The records are to be reproduced verbatim.

============

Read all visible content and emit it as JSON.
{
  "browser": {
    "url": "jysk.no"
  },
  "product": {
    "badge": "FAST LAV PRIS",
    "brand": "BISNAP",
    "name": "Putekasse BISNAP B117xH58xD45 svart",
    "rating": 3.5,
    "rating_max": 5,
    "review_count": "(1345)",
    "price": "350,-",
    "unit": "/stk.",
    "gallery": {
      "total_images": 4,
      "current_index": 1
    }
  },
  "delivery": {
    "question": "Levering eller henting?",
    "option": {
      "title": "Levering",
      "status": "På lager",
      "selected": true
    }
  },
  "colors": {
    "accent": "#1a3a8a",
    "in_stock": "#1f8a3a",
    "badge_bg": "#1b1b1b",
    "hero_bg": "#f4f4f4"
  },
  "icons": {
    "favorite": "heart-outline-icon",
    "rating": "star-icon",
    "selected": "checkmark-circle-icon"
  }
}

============

**WRITTEN REPLY**
Read all visible content and emit it as JSON.
{
  "browser": {
    "url": "jysk.no"
  },
  "product": {
    "badge": "FAST LAV PRIS",
    "brand": "BISNAP",
    "name": "Putekasse BISNAP B117xH58xD45 svart",
    "rating": 3.5,
    "rating_max": 5,
    "review_count": "(1345)",
    "price": "350,-",
    "unit": "/stk.",
    "gallery": {
      "total_images": 4,
      "current_index": 1
    }
  },
  "delivery": {
    "question": "Levering eller henting?",
    "option": {
      "title": "Levering",
      "status": "På lager",
      "selected": true
    }
  },
  "colors": {
    "accent": "#1a3a8a",
    "in_stock": "#1f8a3a",
    "badge_bg": "#1b1b1b",
    "hero_bg": "#f4f4f4"
  },
  "icons": {
    "favorite": "heart-outline-icon",
    "rating": "star-icon",
    "selected": "checkmark-circle-icon"
  }
}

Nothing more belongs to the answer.